RECORDS SHOWN: Begin

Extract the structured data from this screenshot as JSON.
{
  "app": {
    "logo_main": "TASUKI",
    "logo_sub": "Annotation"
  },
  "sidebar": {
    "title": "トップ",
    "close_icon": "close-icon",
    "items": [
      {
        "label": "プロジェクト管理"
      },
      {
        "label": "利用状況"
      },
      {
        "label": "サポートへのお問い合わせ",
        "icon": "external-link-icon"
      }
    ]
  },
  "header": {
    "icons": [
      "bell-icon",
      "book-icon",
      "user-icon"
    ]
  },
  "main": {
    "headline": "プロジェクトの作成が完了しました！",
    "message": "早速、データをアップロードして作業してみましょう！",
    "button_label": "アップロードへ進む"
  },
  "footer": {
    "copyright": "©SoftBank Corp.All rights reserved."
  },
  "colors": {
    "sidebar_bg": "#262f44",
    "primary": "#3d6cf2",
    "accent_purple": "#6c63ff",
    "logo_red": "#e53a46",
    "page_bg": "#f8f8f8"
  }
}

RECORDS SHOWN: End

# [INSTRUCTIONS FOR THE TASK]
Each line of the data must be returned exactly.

# [RESPONSE AREA]
Extract the structured data from this screenshot as JSON.
{
  "app": {
    "logo_main": "TASUKI",
    "logo_sub": "Annotation"
  },
  "sidebar": {
    "title": "トップ",
    "close_icon": "close-icon",
    "items": [
      {
        "label": "プロジェクト管理"
      },
      {
        "label": "利用状況"
      },
      {
        "label": "サポートへのお問い合わせ",
        "icon": "external-link-icon"
      }
    ]
  },
  "header": {
    "icons": [
      "bell-icon",
      "book-icon",
      "user-icon"
    ]
  },
  "main": {
    "headline": "プロジェクトの作成が完了しました！",
    "message": "早速、データをアップロードして作業してみましょう！",
    "button_label": "アップロードへ進む"
  },
  "footer": {
    "copyright": "©SoftBank Corp.All rights reserved."
  },
  "colors": {
    "sidebar_bg": "#262f44",
    "primary": "#3d6cf2",
    "accent_purple": "#6c63ff",
    "logo_red": "#e53a46",
    "page_bg": "#f8f8f8"
  }
}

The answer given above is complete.